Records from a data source
......

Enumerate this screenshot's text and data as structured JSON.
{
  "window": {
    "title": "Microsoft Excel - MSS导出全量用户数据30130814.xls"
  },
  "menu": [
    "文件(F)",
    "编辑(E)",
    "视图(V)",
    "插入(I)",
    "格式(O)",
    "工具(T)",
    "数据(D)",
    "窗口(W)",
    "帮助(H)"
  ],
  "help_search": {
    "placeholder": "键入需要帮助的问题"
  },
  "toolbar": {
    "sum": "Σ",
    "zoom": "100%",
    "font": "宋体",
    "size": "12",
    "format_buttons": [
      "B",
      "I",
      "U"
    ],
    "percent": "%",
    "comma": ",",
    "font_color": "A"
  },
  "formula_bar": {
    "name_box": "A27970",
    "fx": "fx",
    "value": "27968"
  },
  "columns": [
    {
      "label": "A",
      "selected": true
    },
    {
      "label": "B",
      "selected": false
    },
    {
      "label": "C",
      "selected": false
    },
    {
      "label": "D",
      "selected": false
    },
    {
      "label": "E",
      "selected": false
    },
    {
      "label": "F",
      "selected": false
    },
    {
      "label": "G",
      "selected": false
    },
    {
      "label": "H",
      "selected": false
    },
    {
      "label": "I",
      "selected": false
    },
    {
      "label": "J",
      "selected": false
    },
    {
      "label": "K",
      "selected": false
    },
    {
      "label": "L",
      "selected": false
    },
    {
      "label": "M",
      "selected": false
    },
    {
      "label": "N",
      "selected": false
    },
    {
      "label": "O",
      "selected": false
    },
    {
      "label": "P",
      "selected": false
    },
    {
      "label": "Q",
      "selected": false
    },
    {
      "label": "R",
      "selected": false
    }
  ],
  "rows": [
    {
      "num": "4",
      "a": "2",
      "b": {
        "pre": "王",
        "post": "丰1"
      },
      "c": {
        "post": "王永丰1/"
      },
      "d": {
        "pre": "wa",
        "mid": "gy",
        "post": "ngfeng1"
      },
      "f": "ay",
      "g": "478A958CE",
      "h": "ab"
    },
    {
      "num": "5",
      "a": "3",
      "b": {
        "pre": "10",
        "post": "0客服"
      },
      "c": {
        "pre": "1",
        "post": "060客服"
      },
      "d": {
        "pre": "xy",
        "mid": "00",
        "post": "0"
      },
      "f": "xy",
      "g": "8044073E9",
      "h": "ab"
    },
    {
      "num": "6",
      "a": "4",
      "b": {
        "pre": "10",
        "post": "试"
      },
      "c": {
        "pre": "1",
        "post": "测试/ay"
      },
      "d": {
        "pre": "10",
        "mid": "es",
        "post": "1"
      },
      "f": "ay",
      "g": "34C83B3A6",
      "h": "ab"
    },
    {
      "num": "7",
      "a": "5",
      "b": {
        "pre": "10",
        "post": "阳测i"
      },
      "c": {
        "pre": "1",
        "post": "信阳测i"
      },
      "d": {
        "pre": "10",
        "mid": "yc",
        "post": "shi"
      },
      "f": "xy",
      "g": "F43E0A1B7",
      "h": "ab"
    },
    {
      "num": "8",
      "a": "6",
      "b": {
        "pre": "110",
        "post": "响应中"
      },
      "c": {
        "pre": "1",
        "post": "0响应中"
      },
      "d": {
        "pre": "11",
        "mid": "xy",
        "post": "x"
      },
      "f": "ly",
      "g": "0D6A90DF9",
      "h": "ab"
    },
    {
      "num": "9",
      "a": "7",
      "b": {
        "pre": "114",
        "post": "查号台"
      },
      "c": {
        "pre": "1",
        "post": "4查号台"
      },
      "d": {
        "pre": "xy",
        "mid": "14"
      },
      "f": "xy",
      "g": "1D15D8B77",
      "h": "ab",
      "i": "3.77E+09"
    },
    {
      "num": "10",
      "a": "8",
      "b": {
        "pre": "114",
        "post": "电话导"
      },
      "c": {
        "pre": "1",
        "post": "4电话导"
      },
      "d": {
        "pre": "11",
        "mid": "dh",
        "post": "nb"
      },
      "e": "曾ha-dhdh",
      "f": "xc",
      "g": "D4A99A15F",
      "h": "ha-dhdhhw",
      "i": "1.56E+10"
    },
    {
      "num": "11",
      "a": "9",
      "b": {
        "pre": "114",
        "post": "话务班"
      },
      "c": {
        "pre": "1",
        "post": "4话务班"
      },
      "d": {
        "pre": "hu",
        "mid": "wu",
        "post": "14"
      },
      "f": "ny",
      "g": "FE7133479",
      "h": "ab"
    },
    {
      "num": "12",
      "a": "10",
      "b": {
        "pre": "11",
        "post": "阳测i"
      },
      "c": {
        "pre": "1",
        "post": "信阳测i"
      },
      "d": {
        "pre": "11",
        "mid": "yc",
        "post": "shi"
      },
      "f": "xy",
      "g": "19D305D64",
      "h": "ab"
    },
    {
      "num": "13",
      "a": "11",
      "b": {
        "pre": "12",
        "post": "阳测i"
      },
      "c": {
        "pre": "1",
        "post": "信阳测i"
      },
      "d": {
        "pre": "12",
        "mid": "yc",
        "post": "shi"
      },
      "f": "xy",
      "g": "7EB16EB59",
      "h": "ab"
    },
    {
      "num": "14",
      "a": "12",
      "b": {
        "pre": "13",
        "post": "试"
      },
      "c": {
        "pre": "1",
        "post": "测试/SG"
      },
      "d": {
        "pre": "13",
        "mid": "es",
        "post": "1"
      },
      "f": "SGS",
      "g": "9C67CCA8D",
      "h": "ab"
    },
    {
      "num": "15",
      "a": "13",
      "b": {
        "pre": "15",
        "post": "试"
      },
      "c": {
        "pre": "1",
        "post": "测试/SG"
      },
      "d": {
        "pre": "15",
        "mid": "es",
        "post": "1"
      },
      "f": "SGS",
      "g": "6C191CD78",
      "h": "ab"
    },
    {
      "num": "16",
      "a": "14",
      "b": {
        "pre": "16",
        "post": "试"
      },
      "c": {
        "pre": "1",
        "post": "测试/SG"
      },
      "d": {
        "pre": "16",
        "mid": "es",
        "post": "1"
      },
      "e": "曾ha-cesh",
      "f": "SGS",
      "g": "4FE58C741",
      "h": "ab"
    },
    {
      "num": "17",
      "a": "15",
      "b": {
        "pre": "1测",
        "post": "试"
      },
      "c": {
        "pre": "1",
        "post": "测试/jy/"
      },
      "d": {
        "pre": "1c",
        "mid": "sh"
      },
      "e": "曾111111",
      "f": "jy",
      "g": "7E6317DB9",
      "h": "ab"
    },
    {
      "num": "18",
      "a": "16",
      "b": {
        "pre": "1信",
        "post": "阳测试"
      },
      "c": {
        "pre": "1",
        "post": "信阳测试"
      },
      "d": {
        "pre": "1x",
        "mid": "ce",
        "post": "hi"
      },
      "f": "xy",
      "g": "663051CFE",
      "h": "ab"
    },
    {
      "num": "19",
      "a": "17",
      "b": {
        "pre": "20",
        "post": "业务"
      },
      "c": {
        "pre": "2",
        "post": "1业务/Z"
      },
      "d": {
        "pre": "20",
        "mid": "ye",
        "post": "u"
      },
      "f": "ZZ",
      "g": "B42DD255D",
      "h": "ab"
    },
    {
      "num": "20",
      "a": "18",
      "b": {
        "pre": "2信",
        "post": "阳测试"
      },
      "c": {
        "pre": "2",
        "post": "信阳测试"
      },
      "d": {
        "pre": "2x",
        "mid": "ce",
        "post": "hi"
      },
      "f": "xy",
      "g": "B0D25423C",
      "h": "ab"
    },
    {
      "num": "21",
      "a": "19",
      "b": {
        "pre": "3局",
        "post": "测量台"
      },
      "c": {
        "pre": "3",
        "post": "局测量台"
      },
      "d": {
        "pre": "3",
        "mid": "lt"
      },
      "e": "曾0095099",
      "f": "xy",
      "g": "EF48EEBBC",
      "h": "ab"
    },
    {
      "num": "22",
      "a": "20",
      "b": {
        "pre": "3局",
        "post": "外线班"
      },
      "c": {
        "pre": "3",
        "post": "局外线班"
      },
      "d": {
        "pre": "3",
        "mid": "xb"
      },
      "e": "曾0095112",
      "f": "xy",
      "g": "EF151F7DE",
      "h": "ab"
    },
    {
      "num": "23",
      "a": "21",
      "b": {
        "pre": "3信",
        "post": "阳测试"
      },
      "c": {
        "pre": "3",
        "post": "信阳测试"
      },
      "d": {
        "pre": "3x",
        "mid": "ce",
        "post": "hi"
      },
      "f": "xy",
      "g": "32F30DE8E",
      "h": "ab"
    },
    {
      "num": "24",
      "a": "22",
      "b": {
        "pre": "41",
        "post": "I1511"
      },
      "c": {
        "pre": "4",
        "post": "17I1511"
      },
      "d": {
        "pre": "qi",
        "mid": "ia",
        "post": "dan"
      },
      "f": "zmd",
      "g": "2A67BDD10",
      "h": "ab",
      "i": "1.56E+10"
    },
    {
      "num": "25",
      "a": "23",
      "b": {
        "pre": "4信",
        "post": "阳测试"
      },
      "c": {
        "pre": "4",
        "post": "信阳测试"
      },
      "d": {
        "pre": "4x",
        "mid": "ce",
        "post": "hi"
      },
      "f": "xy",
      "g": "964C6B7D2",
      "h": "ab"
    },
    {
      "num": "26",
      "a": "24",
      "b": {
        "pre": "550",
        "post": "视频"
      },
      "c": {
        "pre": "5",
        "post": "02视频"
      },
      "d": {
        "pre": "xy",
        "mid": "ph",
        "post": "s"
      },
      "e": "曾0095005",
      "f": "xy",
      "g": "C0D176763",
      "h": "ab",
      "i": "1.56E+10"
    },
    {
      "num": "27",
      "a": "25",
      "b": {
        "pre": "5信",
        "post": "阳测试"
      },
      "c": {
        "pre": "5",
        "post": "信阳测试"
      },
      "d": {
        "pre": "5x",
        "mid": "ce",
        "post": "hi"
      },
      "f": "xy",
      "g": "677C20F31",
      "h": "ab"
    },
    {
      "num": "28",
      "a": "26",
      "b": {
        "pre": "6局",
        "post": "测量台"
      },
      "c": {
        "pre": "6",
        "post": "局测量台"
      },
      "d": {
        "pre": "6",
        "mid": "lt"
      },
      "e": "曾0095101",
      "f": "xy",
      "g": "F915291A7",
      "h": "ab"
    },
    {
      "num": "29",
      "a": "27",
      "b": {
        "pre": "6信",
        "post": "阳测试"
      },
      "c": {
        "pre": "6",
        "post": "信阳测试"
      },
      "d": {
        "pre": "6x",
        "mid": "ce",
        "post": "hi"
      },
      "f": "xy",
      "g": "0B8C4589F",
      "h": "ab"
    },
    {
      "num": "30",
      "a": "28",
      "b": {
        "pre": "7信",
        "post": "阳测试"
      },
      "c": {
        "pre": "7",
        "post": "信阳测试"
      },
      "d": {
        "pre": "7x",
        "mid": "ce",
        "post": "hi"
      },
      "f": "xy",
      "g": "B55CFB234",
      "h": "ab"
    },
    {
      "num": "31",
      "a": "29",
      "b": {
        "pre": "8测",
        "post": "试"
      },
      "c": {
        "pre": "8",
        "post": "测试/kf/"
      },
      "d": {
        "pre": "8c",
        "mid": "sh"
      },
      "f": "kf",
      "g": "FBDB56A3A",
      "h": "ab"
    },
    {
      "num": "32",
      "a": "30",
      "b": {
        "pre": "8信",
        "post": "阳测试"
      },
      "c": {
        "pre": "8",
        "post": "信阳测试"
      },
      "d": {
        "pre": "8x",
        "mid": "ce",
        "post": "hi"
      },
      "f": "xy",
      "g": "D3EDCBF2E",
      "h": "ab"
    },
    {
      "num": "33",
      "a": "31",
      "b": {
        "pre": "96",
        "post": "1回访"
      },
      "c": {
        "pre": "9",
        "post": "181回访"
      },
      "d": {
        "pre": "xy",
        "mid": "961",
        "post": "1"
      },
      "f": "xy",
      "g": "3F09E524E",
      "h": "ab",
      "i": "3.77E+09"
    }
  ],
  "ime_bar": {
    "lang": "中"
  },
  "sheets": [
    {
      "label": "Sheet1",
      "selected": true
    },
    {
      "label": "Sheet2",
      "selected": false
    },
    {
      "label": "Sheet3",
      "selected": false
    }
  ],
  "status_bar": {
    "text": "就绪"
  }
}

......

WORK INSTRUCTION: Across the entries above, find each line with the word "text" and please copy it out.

RESPONSE:
Enumerate this screenshot's text and data as structured JSON.
    "text": "就绪"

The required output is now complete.